In a recent speech at the University of Chicago, James Anderson — a professor of atmospheric chemistry at Harvard University — warned that climate change is drastically pushing Earth back to the Eocene Epoch from 33 million BCE, when there was no ice on either pole. Anderson says current pollution levels have already catastrophically depleted atmospheric ozone levels, which absorb 98 percent of ultraviolet rays, to levels not seen in 12 million years.
Anderson’s assessment of humanity’s timeline for action is likely accurate, given that his diagnosis and discovery of Antarctica’s ozone holes led to the Montreal Protocol of 1987. Anderson’s research was recognized by the United Nations in September of 1997. He subsequently received the United Nations Vienna Convention Award for Protection of the Ozone Layer in 2005, and has been recognized by numerous universities and academic bodies for his research.

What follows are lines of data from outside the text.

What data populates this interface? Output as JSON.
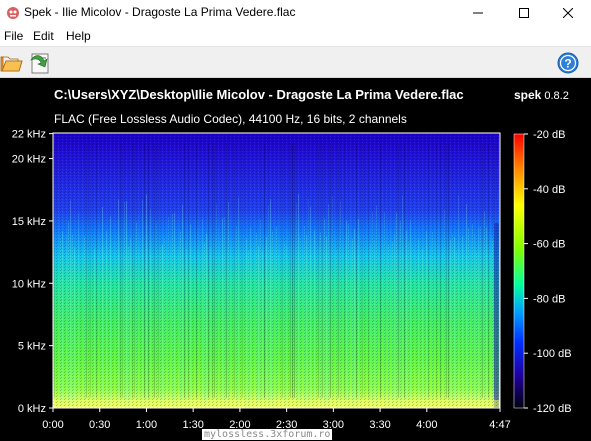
{
  "window": {
    "title": "Spek - Ilie Micolov - Dragoste La Prima Vedere.flac",
    "minimize_icon": "minimize-icon",
    "maximize_icon": "maximize-icon",
    "close_icon": "close-icon"
  },
  "menu": {
    "items": [
      "File",
      "Edit",
      "Help"
    ]
  },
  "toolbar": {
    "open_icon": "folder-open-icon",
    "save_icon": "save-icon",
    "help_icon": "help-icon"
  },
  "header": {
    "file_path": "C:\\Users\\XYZ\\Desktop\\Ilie Micolov - Dragoste La Prima Vedere.flac",
    "brand": "spek",
    "version": "0.8.2",
    "file_info": "FLAC (Free Lossless Audio Codec), 44100 Hz, 16 bits, 2 channels"
  },
  "spectrogram": {
    "freq_labels": [
      "22 kHz",
      "20 kHz",
      "15 kHz",
      "10 kHz",
      "5 kHz",
      "0 kHz"
    ],
    "freq_values_khz": [
      22,
      20,
      15,
      10,
      5,
      0
    ],
    "time_labels": [
      "0:00",
      "0:30",
      "1:00",
      "1:30",
      "2:00",
      "2:30",
      "3:00",
      "3:30",
      "4:00",
      "4:47"
    ],
    "time_values_sec": [
      0,
      30,
      60,
      90,
      120,
      150,
      180,
      210,
      240,
      287
    ],
    "duration_sec": 287,
    "max_freq_khz": 22.05
  },
  "colorbar": {
    "labels": [
      "-20 dB",
      "-40 dB",
      "-60 dB",
      "-80 dB",
      "-100 dB",
      "-120 dB"
    ],
    "values_db": [
      -20,
      -40,
      -60,
      -80,
      -100,
      -120
    ],
    "colors": [
      "#ff0000",
      "#ff8000",
      "#ffff00",
      "#80ff00",
      "#00ffa0",
      "#00a0ff",
      "#0030ff",
      "#2000a0",
      "#000010"
    ]
  },
  "status": {
    "text": "mylossless.3xforum.ro"
  }
}
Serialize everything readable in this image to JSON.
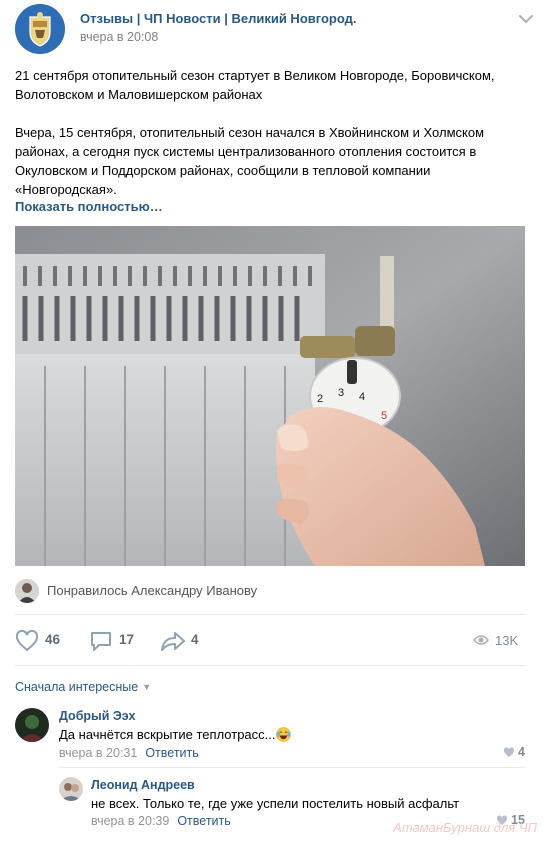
{
  "post": {
    "group_name": "Отзывы | ЧП Новости | Великий Новгород.",
    "time": "вчера в 20:08",
    "paragraph1": "21 сентября отопительный сезон стартует в Великом Новгороде, Боровичском, Волотовском и Маловишерском районах",
    "paragraph2": "Вчера, 15 сентября, отопительный сезон начался в Хвойнинском и Холмском районах, а сегодня пуск системы централизованного отопления состоится в Окуловском и Поддорском районах, сообщили в тепловой компании «Новгородская».",
    "show_more": "Показать полностью…",
    "photo_icon": "radiator-thermostat-photo",
    "liked_by": "Понравилось Александру Иванову",
    "likes": "46",
    "comments": "17",
    "shares": "4",
    "views": "13K",
    "thermostat_labels": [
      "2",
      "3",
      "4",
      "5"
    ]
  },
  "comments_section": {
    "sort_label": "Сначала интересные",
    "items": [
      {
        "author": "Добрый Ээх",
        "text": "Да начнётся вскрытие теплотрасс...",
        "emoji": "laughing-tears-emoji",
        "time": "вчера в 20:31",
        "reply": "Ответить",
        "likes": "4"
      },
      {
        "author": "Леонид Андреев",
        "text": "не всех. Только те, где уже успели постелить новый асфальт",
        "time": "вчера в 20:39",
        "reply": "Ответить",
        "likes": "15"
      }
    ]
  },
  "watermark": "АтаманБурнаш для ЧП",
  "colors": {
    "link": "#2a5885",
    "secondary": "#828282",
    "icon": "#8fa1b4",
    "divider": "#e7e8ec"
  }
}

While some governments have made commitments to reduce carbon emissions (Germany has pledged to cut 95 percent of carbon emissions by 2050), Anderson warned that those measures were insufficient to stop the extinction of humanity by way of a rapidly changing climate. Instead, Anderson is calling for a Marshall Plan-style endeavor in which all of the world takes extreme measures to transition off of fossil fuels completely within the next five years.
Recovery is all but impossible, he argued, without a World War II-style transformation of industry—an acceleration of the effort to halt carbon pollution and remove it from the atmosphere, and a new effort to reflect sunlight away from the earth’s poles.
This has do[sic] be done, Anderson added, within the next five years.
“The chance that there will be any permanent ice left in the Arctic after 2022 is essentially zero,” Anderson said, with 75 to 80 percent of permanent ice having melted already in the last 35 years.
Anderson’s prediction of Arctic sea ice disappearing by 2022 may be closer to reality than a lot of us would hope. In 2016, University of Reading professor Ed Hawkins compiled global temperature data dating back to 1850, prior to the Industrial Revolution of the early 20th century and the oil boom, and turning the data into a time-lapse GIF. The most alarming part of the data showed that temperatures began rising exponentially faster at the start of the 21st century and show no signs of slowing down:
— Ed Hawkins (@ed_hawkins) May 9, 2016
The good news is there are a relatively small amount of culprits responsible for the vast majority of carbon emissions, meaning governments know who to focus on. As Grit Post reported in July of 2017, more than half of all carbon emissions between 1988 and 2016 can be traced back to just 25 fossil fuel giants around the world. 10 of those 25 top emitters are American companies, meaning the onus is largely on the United States to rein in major polluters like ConocoPhillips, ExxonMobil, Chevron, and Marathon Oil. Other offenders include Chinese companies extracting and burning coal, and Russian oil conglomerates like Rosneft, Gazprom, and Lukoil.
However, the bad news for humanity is that as long as Donald Trump is President of the United States, swift action to combat climate change seems unlikely prior to 2020, given that Trump pulled out of the Paris Climate Accords and refuses to even acknowledge the threat of climate change despite warnings from U.S. government agencies like the Department of Homeland Security and the Department of Defense.
Scott Alden is a freelance contributor covering national politics, education, and environmental issues. He is a proud Toledo University graduate, and lives in the suburbs of Detroit.